- Red and green are on opposite sides of the colour wheel and, therefore, naturally clash.
- Strong psychological associations with red and green will make it difficult for people not to anticipate Christmas or traffic signals or Stop/Go connotations.
5. Rainbow Themes
Anything that breaks away from colour theory and colour psychology is going to be dangerous down the road. Even if you’re a rainbow-themed store, you need to be extremely precise in where the rainbow elements are placed. If you want to produce a beautiful web design, remember that you shouldn’t go over 4 colours on a page and use colour blocking. While you can go from red to purple to blue, throwing yellow and green in there will cause colour vibration and unsettling lack of balance.
6. Yellow and Blue
The worst offence that is still made today is the combination of pale yellow and bright blue. Bright blue as a background is difficult, first, because it leaves you with little to work with. Bright blue also tends to create vibrations with other colours, like yellow, making it an unpleasant sight. The same applies to yellow—except yellow as a background is infinitely worse. Yellow is like throwing your whole brand into a pile of rubbish. Just don’t do it.
Instead, you can pair bright blues and yellows with more earthy tones. Yellows pair well with dark reds and oranges for a retro look, while lighter blues can make for a breathy page.
Like green and red, never mix the two together.
7. Ignoring Web Safe Colours
Everything that has been hinted to so far is that there is a level of acceptability in UI design that you shouldn’t ignore. “Web safe colours” is a term many graphic designers and website designers know. Some people think the practise is outdated, but that couldn’t be farther from the truth. Web safe colours help everyone see colour the same way and get your intended message across more effectively.
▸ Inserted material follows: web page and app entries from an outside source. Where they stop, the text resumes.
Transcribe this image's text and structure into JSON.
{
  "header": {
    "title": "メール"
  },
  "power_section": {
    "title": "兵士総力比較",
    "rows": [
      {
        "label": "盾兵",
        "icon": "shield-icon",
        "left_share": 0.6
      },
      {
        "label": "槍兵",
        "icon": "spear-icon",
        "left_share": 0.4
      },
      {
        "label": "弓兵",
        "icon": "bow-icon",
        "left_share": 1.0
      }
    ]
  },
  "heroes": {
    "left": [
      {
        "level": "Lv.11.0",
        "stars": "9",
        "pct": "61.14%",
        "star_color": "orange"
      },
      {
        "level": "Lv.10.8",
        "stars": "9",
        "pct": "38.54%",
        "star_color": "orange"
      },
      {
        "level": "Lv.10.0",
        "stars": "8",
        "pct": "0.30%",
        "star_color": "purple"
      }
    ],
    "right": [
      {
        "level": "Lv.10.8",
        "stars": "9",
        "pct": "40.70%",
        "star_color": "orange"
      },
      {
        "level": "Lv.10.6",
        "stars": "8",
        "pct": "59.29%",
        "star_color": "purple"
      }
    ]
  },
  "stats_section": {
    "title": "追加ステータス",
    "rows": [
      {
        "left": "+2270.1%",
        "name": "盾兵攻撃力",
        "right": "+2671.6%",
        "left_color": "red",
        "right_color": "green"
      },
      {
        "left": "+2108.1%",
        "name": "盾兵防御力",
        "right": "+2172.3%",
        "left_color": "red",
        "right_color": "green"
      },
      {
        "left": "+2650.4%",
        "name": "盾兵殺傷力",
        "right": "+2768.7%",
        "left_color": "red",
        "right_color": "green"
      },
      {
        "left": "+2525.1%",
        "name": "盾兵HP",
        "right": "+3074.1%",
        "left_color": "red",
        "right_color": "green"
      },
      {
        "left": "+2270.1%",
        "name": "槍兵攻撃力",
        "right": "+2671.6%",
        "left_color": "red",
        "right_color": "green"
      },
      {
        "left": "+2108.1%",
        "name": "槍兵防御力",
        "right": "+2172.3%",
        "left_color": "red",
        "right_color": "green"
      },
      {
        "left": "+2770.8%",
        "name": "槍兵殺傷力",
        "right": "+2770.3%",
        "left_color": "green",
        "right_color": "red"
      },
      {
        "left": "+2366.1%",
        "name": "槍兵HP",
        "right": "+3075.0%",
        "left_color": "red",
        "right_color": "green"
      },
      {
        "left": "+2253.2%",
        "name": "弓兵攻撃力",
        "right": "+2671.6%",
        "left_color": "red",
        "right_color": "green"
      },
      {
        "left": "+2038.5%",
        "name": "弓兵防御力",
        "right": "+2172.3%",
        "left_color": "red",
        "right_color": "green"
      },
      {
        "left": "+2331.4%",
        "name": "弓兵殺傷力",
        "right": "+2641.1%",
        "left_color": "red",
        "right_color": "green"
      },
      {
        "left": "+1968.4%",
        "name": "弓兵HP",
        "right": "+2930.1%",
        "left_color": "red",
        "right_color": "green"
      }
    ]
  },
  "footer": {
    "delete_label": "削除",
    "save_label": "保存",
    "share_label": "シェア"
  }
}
Web safe colours are “colours that are deeply encoded into the browsers and display uniform, consistent, and in a non-dithered manner on any computer monitor that supports 8-bit colour and above,” as defined by BrightHub.
In other words, some computers display colours differently than others. An Apple might show more oranges while a Dell shows more reds. This means that you should consider 2-4 of the 216 web safe colours that don’t get distorted when constructing a website.
Even if the idea of using “simple” colours offends you, remember that you’re not trying to win an art award. You’re trying to make a clean user experience for the visitors.
There you have it—7 colour mistakes to avoid when designing a website. Keep these in mind so you don’t commit a design sin or offend your visitors. By applying rules of colour psychology and using colours that are mainstays, you can create a clean website that is both beautiful and functional.